Take each line of the listing that has the string "shortcut" and report it.

═════ Information shown

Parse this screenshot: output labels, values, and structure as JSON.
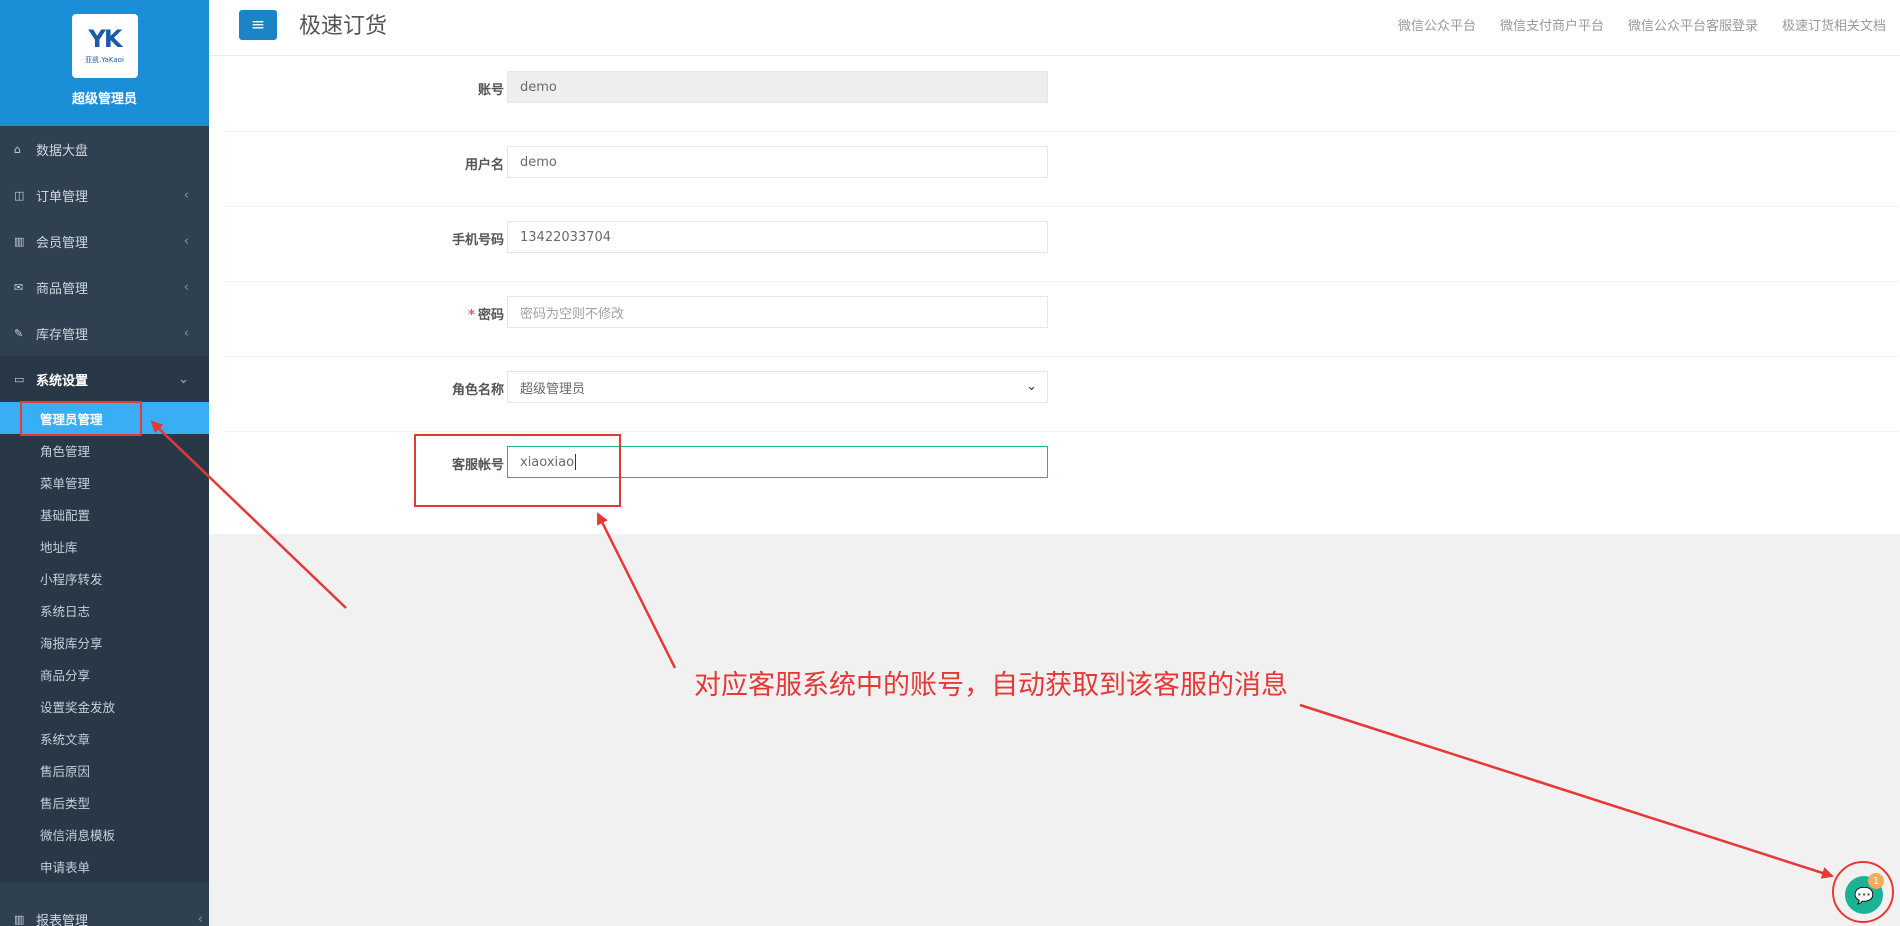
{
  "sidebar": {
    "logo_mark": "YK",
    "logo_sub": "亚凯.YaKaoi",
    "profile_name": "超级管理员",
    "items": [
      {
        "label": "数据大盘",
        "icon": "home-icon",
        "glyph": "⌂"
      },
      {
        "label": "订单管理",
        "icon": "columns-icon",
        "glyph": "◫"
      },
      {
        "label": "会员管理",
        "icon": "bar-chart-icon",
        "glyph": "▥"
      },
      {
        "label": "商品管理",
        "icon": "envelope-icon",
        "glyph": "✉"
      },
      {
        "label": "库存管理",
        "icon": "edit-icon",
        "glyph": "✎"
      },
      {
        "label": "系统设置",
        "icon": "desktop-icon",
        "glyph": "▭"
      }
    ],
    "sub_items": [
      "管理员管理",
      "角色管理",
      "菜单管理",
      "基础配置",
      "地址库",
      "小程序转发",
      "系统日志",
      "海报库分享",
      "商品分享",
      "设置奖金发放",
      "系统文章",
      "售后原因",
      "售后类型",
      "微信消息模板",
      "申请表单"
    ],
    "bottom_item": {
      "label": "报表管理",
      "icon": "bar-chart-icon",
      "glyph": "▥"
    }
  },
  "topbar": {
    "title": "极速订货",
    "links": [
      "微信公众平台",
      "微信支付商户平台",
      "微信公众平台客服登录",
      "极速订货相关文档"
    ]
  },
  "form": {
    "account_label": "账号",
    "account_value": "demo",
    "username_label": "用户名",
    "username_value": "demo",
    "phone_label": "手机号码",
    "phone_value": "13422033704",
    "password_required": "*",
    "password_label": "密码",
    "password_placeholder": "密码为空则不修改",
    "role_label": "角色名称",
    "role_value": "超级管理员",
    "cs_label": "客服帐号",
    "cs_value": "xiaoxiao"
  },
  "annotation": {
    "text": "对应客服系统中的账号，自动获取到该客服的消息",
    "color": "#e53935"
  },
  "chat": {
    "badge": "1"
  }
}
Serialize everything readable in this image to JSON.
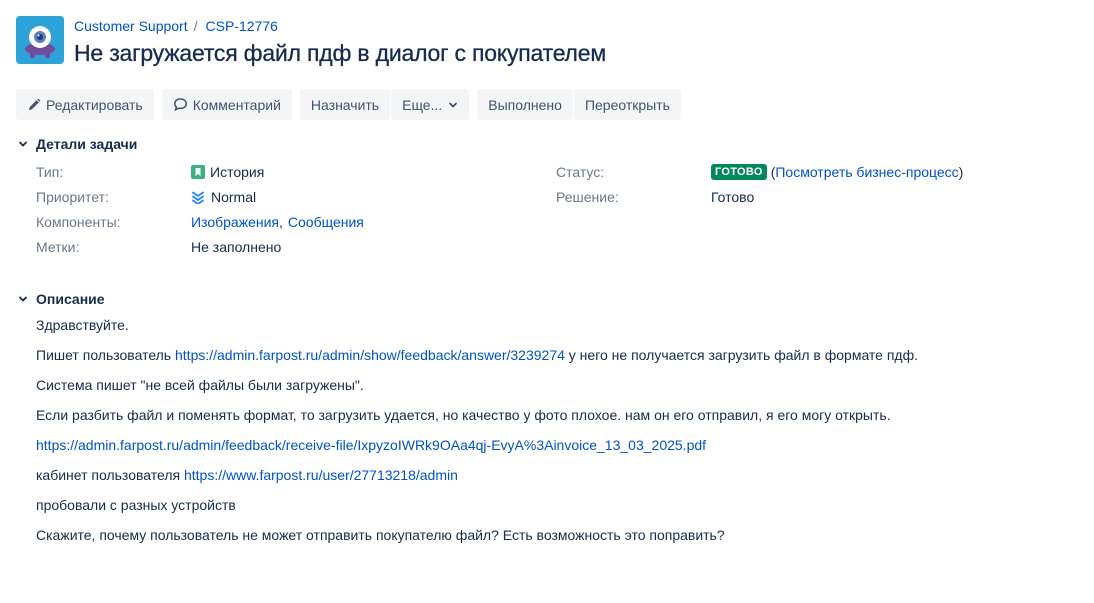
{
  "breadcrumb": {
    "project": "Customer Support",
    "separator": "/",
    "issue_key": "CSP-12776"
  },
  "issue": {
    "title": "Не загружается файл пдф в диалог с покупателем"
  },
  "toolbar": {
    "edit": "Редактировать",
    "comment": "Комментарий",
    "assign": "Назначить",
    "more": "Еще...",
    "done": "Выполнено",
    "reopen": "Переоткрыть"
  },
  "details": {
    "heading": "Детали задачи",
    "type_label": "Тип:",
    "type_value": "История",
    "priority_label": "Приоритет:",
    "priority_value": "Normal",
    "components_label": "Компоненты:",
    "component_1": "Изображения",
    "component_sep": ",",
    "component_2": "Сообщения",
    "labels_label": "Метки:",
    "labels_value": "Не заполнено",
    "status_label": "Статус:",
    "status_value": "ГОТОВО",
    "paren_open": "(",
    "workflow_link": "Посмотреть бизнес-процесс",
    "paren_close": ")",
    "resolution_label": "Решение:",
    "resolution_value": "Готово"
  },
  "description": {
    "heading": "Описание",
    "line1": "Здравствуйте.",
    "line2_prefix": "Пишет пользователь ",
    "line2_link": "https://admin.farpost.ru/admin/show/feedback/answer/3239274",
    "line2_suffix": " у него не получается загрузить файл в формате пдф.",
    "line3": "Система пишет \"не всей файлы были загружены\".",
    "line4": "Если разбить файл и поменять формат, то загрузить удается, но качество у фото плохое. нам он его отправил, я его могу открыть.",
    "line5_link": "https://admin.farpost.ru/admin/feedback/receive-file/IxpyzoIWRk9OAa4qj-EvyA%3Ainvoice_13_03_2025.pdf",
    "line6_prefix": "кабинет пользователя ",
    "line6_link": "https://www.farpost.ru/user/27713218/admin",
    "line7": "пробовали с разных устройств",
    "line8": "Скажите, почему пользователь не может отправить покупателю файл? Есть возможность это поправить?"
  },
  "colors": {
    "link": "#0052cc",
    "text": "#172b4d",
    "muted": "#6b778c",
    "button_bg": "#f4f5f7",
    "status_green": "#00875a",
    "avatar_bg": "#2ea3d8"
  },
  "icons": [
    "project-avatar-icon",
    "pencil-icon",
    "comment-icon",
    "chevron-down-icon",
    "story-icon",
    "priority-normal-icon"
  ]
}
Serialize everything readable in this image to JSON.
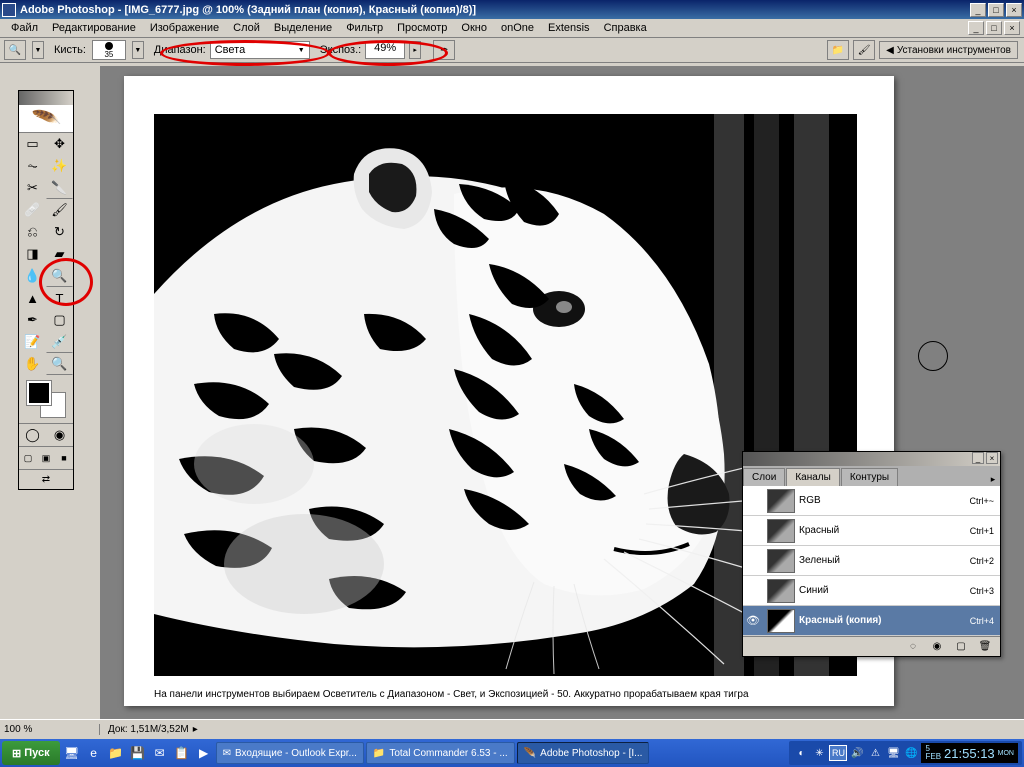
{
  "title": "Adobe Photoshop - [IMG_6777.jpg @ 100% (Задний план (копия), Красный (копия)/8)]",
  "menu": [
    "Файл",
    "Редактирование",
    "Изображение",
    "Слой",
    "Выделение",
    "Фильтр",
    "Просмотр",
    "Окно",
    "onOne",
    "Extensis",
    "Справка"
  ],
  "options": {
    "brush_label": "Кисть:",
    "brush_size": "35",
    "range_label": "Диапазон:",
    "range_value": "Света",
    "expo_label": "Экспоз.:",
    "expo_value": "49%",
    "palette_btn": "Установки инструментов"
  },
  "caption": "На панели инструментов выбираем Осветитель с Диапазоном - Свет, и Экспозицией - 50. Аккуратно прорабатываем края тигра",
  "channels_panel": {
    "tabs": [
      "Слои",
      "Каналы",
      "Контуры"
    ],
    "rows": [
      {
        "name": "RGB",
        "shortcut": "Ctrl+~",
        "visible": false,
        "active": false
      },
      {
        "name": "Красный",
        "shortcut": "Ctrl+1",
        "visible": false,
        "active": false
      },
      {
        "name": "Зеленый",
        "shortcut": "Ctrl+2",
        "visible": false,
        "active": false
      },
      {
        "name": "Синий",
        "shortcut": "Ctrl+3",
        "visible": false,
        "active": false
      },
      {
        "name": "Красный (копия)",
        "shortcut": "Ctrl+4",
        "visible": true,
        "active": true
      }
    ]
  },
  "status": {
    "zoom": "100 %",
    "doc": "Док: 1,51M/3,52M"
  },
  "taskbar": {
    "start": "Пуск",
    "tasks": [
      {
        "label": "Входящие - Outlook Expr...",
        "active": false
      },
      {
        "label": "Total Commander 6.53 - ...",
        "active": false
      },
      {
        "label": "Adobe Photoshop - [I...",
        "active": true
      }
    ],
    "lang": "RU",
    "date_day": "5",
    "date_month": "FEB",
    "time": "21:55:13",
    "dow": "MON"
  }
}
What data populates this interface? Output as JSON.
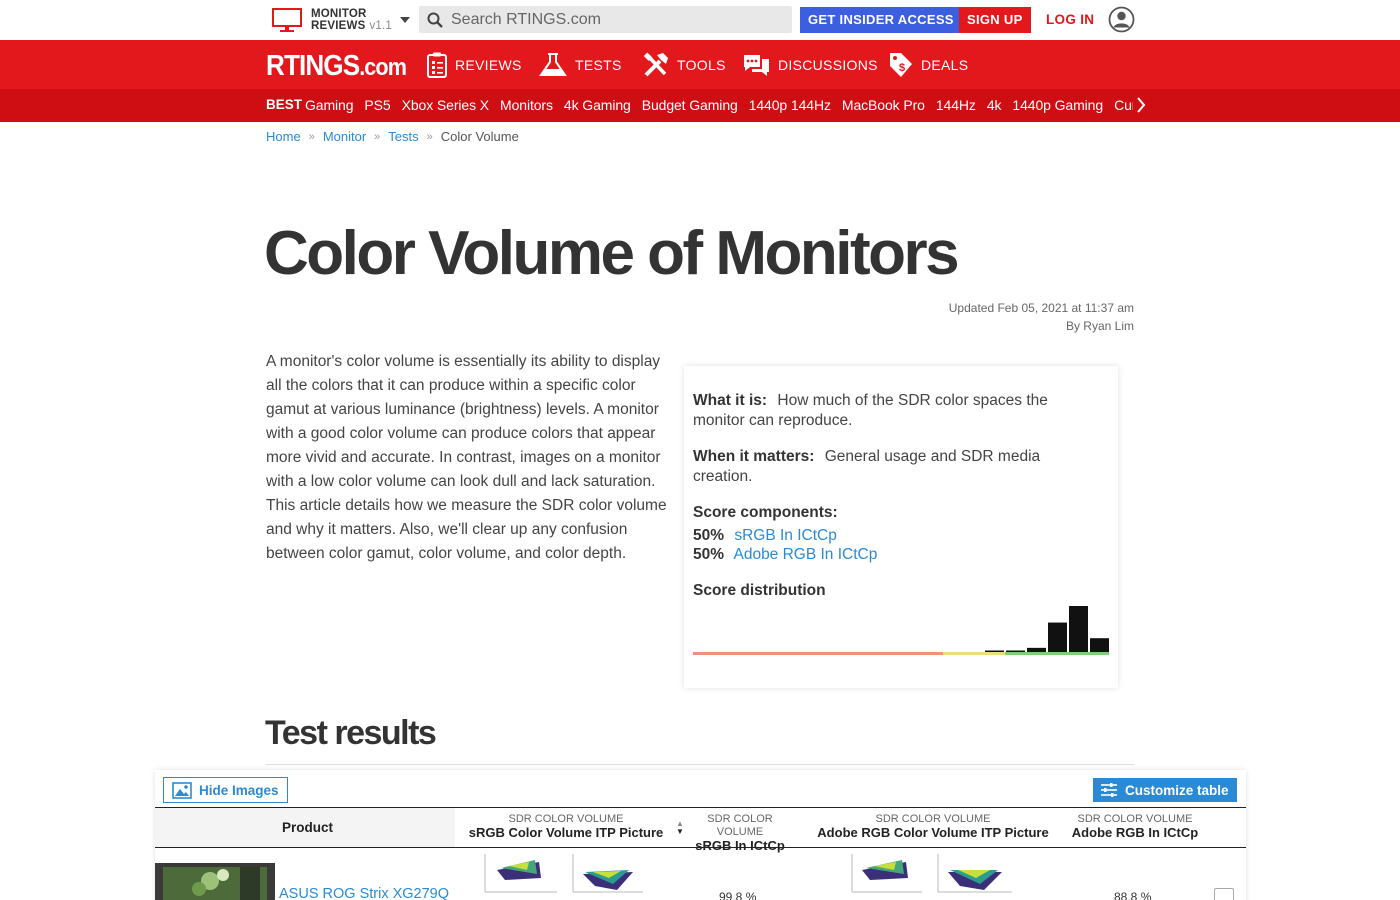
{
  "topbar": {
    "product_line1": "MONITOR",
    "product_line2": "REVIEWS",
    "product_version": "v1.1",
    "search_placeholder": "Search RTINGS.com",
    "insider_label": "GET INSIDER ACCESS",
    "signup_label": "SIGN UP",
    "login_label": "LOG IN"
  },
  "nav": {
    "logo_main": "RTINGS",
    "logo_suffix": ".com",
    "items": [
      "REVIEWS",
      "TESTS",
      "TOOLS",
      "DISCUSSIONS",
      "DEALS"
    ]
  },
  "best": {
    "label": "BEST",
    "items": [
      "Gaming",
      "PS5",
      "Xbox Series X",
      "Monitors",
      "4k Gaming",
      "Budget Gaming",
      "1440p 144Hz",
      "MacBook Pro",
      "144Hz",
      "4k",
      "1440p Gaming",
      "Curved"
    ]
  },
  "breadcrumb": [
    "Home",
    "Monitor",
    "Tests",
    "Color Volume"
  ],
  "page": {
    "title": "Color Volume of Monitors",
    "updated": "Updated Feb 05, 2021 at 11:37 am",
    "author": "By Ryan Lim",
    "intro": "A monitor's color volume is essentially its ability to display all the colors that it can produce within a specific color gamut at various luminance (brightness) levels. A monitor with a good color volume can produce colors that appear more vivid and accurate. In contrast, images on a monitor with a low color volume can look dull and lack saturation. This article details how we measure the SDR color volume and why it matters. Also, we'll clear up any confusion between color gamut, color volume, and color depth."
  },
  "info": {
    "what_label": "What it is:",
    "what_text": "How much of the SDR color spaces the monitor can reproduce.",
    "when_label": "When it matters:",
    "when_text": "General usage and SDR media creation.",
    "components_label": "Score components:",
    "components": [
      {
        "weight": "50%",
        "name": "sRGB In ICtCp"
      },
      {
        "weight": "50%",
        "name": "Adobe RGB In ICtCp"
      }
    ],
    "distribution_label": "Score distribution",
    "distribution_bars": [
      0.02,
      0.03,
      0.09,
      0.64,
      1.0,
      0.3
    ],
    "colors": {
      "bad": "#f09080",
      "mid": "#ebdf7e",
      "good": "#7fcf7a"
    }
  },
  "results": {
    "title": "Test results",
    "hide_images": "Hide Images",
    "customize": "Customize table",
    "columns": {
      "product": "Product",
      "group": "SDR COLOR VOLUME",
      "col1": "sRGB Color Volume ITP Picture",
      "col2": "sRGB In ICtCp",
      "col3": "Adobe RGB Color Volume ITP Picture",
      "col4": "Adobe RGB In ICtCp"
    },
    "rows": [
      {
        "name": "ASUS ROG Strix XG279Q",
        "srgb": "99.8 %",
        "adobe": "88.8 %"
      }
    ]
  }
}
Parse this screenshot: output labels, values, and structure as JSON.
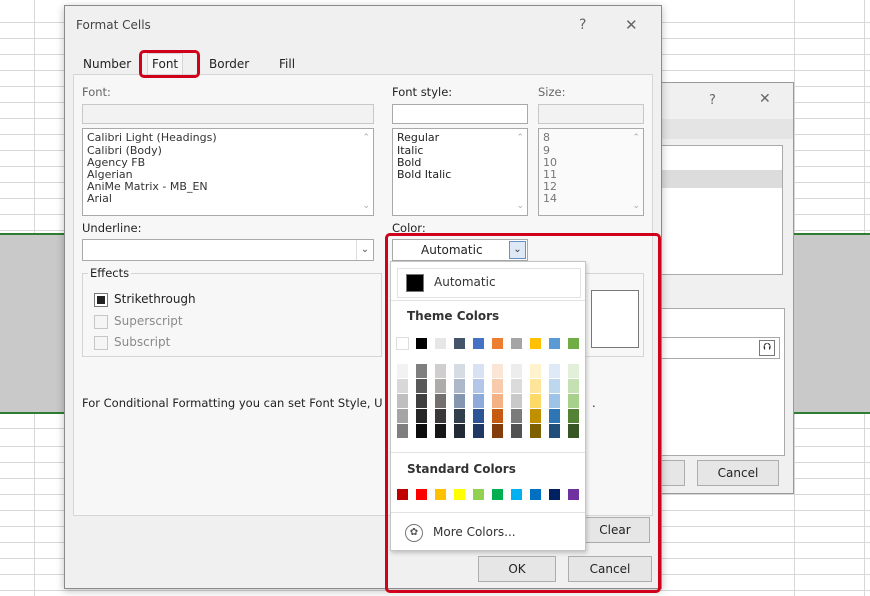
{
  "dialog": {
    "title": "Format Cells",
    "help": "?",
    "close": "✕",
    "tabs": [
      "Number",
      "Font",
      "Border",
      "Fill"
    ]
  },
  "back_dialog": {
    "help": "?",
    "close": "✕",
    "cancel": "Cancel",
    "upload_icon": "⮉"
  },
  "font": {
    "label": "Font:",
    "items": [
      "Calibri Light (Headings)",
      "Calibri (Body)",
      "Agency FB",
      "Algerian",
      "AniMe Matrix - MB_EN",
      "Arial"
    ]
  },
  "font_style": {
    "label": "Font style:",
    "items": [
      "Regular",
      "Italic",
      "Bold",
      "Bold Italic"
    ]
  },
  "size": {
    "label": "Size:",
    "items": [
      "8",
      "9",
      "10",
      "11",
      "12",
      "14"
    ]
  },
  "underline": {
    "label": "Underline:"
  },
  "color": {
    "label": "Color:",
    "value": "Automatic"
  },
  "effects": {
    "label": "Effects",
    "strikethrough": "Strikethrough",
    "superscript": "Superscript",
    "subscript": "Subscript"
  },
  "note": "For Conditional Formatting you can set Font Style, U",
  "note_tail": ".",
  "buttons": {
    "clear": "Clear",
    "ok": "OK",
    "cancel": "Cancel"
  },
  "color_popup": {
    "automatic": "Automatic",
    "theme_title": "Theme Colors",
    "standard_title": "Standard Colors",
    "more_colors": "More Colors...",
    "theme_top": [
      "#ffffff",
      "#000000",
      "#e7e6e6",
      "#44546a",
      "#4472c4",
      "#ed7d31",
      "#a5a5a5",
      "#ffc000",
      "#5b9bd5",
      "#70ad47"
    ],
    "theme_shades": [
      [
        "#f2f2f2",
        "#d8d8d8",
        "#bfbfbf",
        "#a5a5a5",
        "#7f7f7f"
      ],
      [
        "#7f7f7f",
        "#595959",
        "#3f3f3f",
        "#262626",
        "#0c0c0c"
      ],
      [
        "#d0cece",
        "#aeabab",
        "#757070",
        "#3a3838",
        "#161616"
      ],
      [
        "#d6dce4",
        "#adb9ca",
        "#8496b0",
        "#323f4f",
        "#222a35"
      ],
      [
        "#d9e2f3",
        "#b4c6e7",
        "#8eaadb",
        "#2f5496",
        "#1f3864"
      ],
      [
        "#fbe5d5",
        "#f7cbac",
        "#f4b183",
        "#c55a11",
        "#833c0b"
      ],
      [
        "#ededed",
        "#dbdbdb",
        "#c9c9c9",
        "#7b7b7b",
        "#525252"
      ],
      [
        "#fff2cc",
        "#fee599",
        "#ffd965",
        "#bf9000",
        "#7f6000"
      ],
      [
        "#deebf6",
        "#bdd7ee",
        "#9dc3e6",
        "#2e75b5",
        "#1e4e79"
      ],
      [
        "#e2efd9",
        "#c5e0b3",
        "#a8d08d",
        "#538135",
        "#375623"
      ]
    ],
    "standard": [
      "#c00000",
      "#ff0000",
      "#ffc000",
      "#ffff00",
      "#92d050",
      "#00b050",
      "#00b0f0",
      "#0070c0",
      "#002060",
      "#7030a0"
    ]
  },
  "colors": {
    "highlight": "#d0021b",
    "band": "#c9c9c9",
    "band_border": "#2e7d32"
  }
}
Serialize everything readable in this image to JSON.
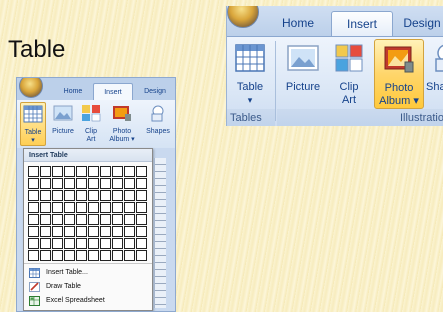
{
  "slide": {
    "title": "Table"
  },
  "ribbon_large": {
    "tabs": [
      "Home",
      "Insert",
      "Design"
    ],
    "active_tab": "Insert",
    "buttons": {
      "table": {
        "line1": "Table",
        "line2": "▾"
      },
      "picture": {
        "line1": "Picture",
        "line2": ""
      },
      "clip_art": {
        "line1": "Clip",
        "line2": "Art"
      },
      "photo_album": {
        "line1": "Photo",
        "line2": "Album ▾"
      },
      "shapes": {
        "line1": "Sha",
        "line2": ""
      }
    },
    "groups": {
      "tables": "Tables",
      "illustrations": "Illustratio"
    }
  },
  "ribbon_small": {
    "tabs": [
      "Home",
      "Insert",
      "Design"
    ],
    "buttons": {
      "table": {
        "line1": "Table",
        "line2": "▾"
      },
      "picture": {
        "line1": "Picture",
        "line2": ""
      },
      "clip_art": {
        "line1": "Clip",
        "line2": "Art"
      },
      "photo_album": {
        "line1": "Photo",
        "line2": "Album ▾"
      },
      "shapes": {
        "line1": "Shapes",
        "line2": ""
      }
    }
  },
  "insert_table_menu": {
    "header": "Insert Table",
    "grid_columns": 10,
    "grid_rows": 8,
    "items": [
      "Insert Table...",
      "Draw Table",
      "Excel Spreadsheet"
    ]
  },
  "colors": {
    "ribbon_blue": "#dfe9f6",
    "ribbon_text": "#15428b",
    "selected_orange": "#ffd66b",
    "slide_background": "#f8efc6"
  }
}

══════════

**Problem solution:**
        "shortcut": "Ctrl+~",
        "shortcut": "Ctrl+1",
        "shortcut": "Ctrl+2",
        "shortcut": "Ctrl+3",
        "shortcut": "Ctrl+4",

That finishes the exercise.